This growing number of influential activists are calling for more construction and denser cities in order to increase affordability. Max Holleran’s book, Yes to the City, offers an in-depth look at the movement and how it fits into the larger debate of how we shape where we live.
From YIMBY’s origins in San Francisco to its current group of activists pushing for new apartment towers in places like Boulder, Austin, and London, Holleran explores how changing the way we look at urban density can make an impact. Once blamed for overpopulated slums, urban density has become a rallying cry for millennial activists locked out of housing markets and simultaneously unable to pay high rents. For many, the YIMBY movement has become a way forward. Yet, with many points of view and powers at play in this fast-changing public debate, there is much tension between activists and proponents of other housing movements.
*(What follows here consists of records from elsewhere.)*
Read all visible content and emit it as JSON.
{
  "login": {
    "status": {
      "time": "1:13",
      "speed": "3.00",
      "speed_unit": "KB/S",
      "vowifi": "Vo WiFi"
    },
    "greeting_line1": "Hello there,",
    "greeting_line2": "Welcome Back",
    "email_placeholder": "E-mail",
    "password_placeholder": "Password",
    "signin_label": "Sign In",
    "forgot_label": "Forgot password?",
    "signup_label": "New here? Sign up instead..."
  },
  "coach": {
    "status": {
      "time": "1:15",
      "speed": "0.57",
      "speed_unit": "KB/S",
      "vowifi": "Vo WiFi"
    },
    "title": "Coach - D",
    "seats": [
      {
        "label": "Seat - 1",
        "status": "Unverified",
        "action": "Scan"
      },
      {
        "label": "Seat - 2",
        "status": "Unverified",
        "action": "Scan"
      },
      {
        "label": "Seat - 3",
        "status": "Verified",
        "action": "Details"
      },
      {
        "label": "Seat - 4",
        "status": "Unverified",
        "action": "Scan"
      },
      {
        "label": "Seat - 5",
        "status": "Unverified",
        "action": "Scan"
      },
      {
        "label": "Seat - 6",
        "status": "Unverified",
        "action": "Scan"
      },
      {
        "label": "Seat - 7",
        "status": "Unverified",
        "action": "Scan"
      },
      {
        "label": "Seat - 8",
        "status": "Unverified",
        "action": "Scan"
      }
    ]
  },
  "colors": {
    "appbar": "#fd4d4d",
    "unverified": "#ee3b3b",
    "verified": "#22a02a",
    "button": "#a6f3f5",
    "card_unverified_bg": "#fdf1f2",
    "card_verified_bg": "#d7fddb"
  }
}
In this installment of Town Hall’s In the Moment podcast, Marcus Harrison Green talks with Holleran about the current state of the housing movement, the history that got us here, and how both might shape the future of where we live.
Max Holleran is Lecturer in Sociology at the University of Melbourne. His work focuses on urban development in Europe and the United States, particularly how cities manage tourism. He has written about gentrification, architectural aesthetics, post-socialist urban planning, and European Union integration for anthropology, sociology, geography, and history journals. His work on cities and politics has also appeared in Australian Book Review, Boston Review, Contexts, Dissent, Slate, and many other publications. He is currently an Urban Studies Foundation research fellow. He is the author of Tourism, Urbanization, and the Evolving Periphery of the European Union.
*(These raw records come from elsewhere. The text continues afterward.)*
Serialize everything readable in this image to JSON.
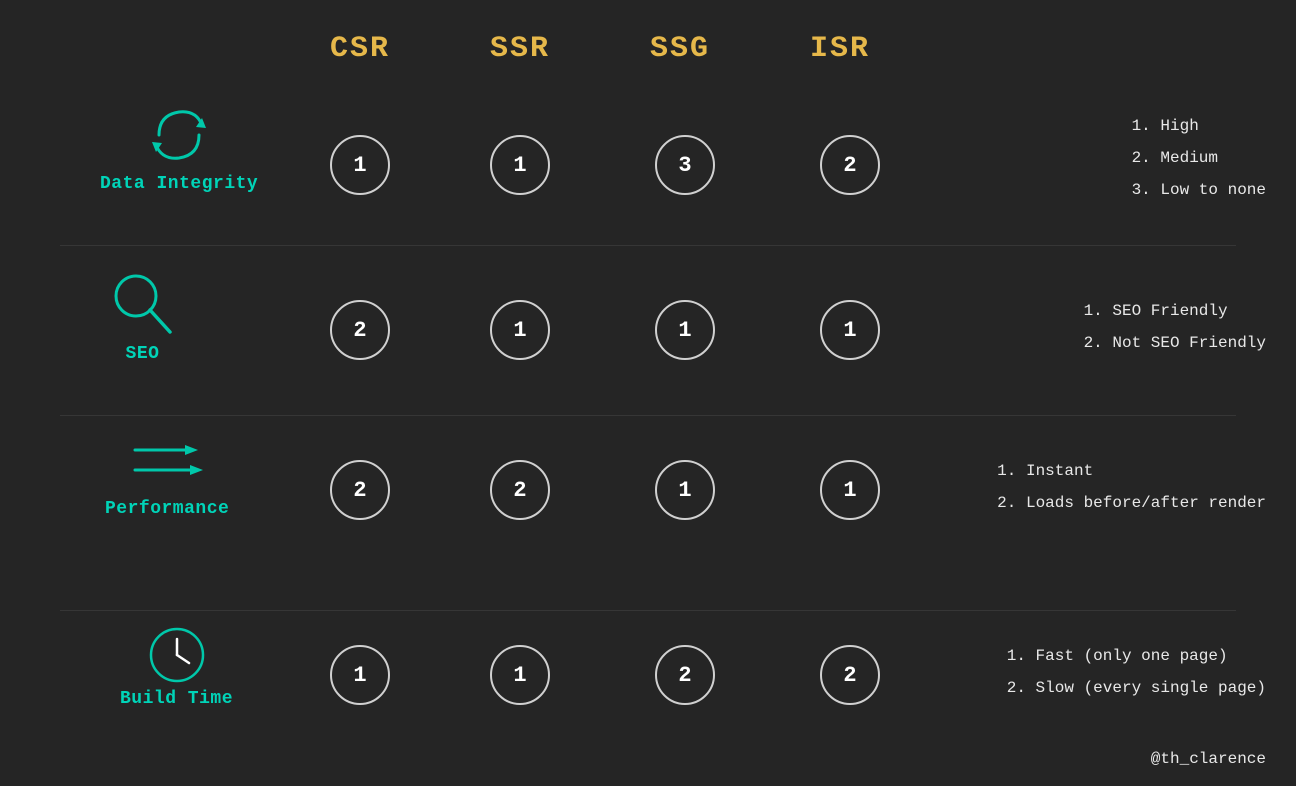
{
  "background_color": "#252525",
  "columns": {
    "csr": {
      "label": "CSR",
      "color": "#e6b84a"
    },
    "ssr": {
      "label": "SSR",
      "color": "#e6b84a"
    },
    "ssg": {
      "label": "SSG",
      "color": "#e6b84a"
    },
    "isr": {
      "label": "ISR",
      "color": "#e6b84a"
    }
  },
  "rows": [
    {
      "id": "data-integrity",
      "label": "Data Integrity",
      "icon": "sync",
      "color": "#00d4b8",
      "csr": "1",
      "ssr": "1",
      "ssg": "3",
      "isr": "2",
      "legend": [
        "1. High",
        "2. Medium",
        "3. Low to none"
      ]
    },
    {
      "id": "seo",
      "label": "SEO",
      "icon": "search",
      "color": "#00d4b8",
      "csr": "2",
      "ssr": "1",
      "ssg": "1",
      "isr": "1",
      "legend": [
        "1. SEO Friendly",
        "2. Not SEO Friendly"
      ]
    },
    {
      "id": "performance",
      "label": "Performance",
      "icon": "arrows",
      "color": "#00d4b8",
      "csr": "2",
      "ssr": "2",
      "ssg": "1",
      "isr": "1",
      "legend": [
        "1. Instant",
        "2. Loads before/after render"
      ]
    },
    {
      "id": "build-time",
      "label": "Build Time",
      "icon": "clock",
      "color": "#00d4b8",
      "csr": "1",
      "ssr": "1",
      "ssg": "2",
      "isr": "2",
      "legend": [
        "1. Fast (only one page)",
        "2. Slow (every single page)"
      ]
    }
  ],
  "watermark": "@th_clarence"
}
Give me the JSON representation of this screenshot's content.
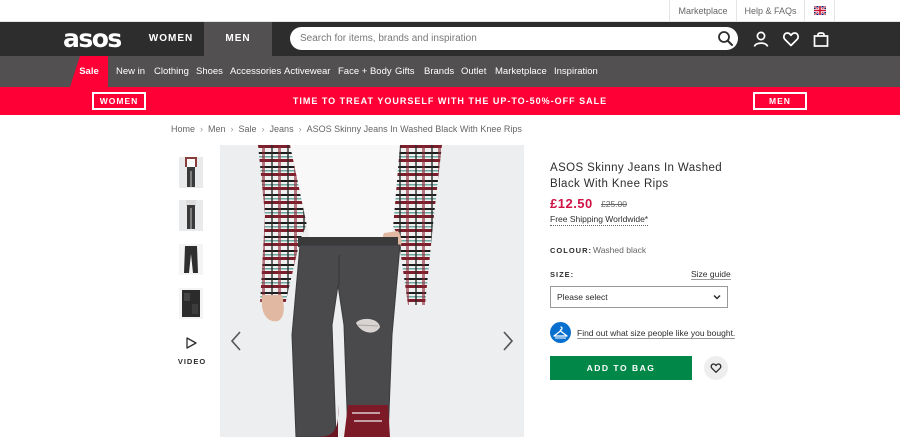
{
  "util": {
    "marketplace": "Marketplace",
    "help": "Help & FAQs",
    "flag_icon": "uk-flag-icon"
  },
  "header": {
    "logo": "asos",
    "tabs": [
      "WOMEN",
      "MEN"
    ],
    "active_tab": "MEN",
    "search_placeholder": "Search for items, brands and inspiration",
    "icons": [
      "search-icon",
      "account-icon",
      "heart-icon",
      "bag-icon"
    ]
  },
  "nav": {
    "sale": "Sale",
    "items": [
      "New in",
      "Clothing",
      "Shoes",
      "Accessories",
      "Activewear",
      "Face + Body",
      "Gifts",
      "Brands",
      "Outlet",
      "Marketplace",
      "Inspiration"
    ]
  },
  "promo": {
    "women": "WOMEN",
    "text": "TIME TO TREAT YOURSELF WITH THE UP-TO-50%-OFF SALE",
    "men": "MEN"
  },
  "breadcrumb": [
    "Home",
    "Men",
    "Sale",
    "Jeans",
    "ASOS Skinny Jeans In Washed Black With Knee Rips"
  ],
  "gallery": {
    "video_label": "VIDEO"
  },
  "product": {
    "title": "ASOS Skinny Jeans In Washed Black With Knee Rips",
    "price_now": "£12.50",
    "price_was": "£25.00",
    "free_shipping": "Free Shipping Worldwide*",
    "colour_label": "COLOUR:",
    "colour_value": "Washed black",
    "size_label": "SIZE:",
    "size_guide": "Size guide",
    "size_select_value": "Please select",
    "fit_link": "Find out what size people like you bought.",
    "add_to_bag": "ADD TO BAG"
  },
  "colors": {
    "header_bg": "#2d2d2d",
    "nav_bg": "#525050",
    "sale_red": "#ff0036",
    "price_red": "#d01345",
    "bag_green": "#018849",
    "fit_blue": "#0770cf"
  }
}
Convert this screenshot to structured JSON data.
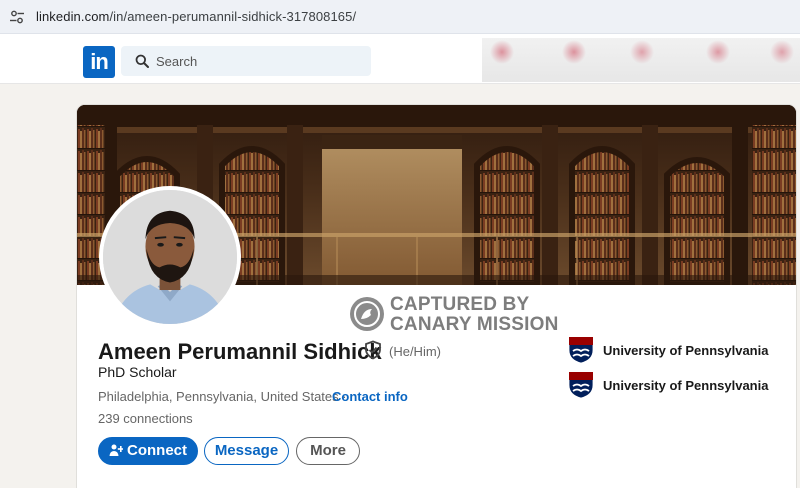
{
  "browser": {
    "url_host": "linkedin.com",
    "url_path": "/in/ameen-perumannil-sidhick-317808165/",
    "site_info_icon": "tune-icon"
  },
  "header": {
    "logo_text": "in",
    "search_placeholder": "Search",
    "search_icon": "search-icon",
    "brand_color": "#0a66c2"
  },
  "watermark": {
    "line1": "CAPTURED BY",
    "line2": "CANARY MISSION"
  },
  "profile": {
    "name": "Ameen Perumannil Sidhick",
    "pronouns": "(He/Him)",
    "headline": "PhD Scholar",
    "location": "Philadelphia, Pennsylvania, United States",
    "separator": " · ",
    "contact_label": "Contact info",
    "connections": "239 connections"
  },
  "actions": {
    "connect_label": "Connect",
    "message_label": "Message",
    "more_label": "More"
  },
  "education": [
    {
      "name": "University of Pennsylvania"
    },
    {
      "name": "University of Pennsylvania"
    }
  ]
}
Marcus Harrison Green is the publisher of the South Seattle Emerald and a columnist with The Seattle Times. Growing up in South Seattle, he experienced first-hand the impact of one-dimensional stories on marginalized communities, which taught him the value of authentic narratives. After an unfulfilling stint in the investment world during his twenties, Marcus returned to his community with a newfound purpose of telling stories with nuance, complexity, and multidimensionality with the hope of advancing social change. This led him to become a writer and found the South Seattle Emerald. He was awarded the Seattle Human Rights Commissions’ Individual Human Rights Leader Award for 2020.
Presented by Town Hall Seattle.